Already used in electricity smart meters and other monitoring devices, Sigfox faces competition from a host of other LPWA (low power, wide area) technologies including LoRa, NB-IoT and LTE-M.
Both Sigfox and LoRa use unlicensed spectrum and took shape outside the mobile telecom industry, while NB-IoT and LTE-M represent cellular's answer to the LPWA challenge.
Although Sigfox has a headstart on its cellular rivals, which became official standards only last year, it has come under attack on both the commercial and technology fronts.
Critics have laid into the company for its tight control of the technology ecosystem and for demanding a substantial share of service revenues from its network partners. Few big mobile operators have been drawn to Sigfox, even though several are making use of LoRa alongside the newer cellular options.

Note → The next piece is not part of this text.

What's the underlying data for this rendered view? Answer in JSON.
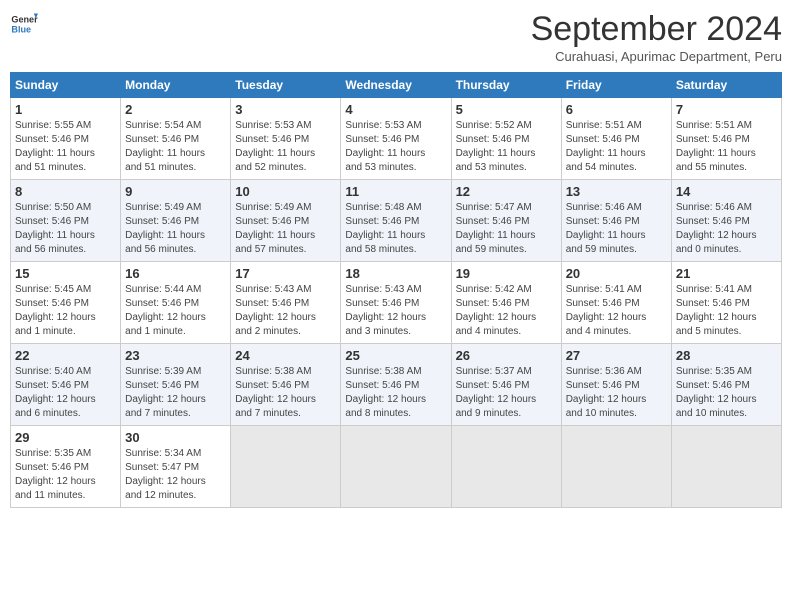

Others reckon Sigfox has been trying to expand too quickly into new geographical and vertical markets. While its technology seems ideal for smart meters and other stationary objects, and enjoys a huge cost advantage over cellular, it looks ill suited to gadgets that need to move around, for instance. Last year it was criticized by one of its own customers -- a French startup called Nigiloc, which develops bicycle-tracking gadgets -- for not meeting quality standards. (See Sigfox Said to Face Customer Backlash.)
The geographical expansion is obviously driving up costs, with staff numbers rising from fewer than 200 employees about two years ago to more than 370 in late 2017, according to one of Light Reading's sources and data from LinkedIn. Sigfox claimed to have raised about 150 million ($181 million) in funding just over a year ago, after bagging about $115 million during a funding round in February 2015. But it is in danger of running out of money this year, and risked missing its 2017 revenue target of about 60 million ($72 million), according to the Light Reading source.
Sigfox has continued to shrug off the criticism with Gallic nonchalance. In an email sent in late November in response to Light Reading's previous coverage, a company spokesperson said: "In relation to the financial situation of the company -- to be clear, contrary to any rumors you have heard, we are in a strong financial situation and we are on track to hit our target in 2018."
Moreover, in a recent interview with French financial newspaper Les Echos (subscription required), which cited the issues first reported by Light Reading, Le Moan insisted that Sigfox would hit the 60 million ($72 million) revenue target for 2017 and said he aimed to make it profitable by the fourth quarter of 2018.
However, the target date for an initial public offering now appears to have been pushed back to mid-2019 from 2018 previously, which suggests that earnings have fallen below expectations. (See Sigfox to Go Public in 2018 Report.)
And while Sigfox raised 150 million ($181 million) in late 2016, it had been aiming for as much as 500 million ($603 million), according to earlier reports in the mainstream French press.
Responding to questions about management departures, Le Moan told Les Echos that "all the departures were made on the initiative of Sigfox, and the vacant positions were filled."
Were Sigfox ultimately to be sidelined and confined to a niche role, or even collapse, other LPWA players will naturally expect to fill the vacuum it leaves behind. Vodafone Group plc (NYSE: VOD), which backs NB-IoT with religious zeal, has previously argued the narrowband cellular technology will "crush" Sigfox as it is rolled out. (See Vodafone to 'Crush' LoRa, Sigfox With NB-IoT.)
Yet many in the LPWA community may be troubled by the possibility of its demise, as this detailed blog from Synchrologix points out.
Indisputably a pioneer in IoT, Sigfox at the very least deserves credit for acting as an industry catalyst. Without the innovations of Sigfox and LoRa, and the pricing pressure they have brought to bear on mobile operators, there would possibly have been no NB-IoT and an even less developed IoT market than currently exists.
Iain Morris, News Editor, Light Reading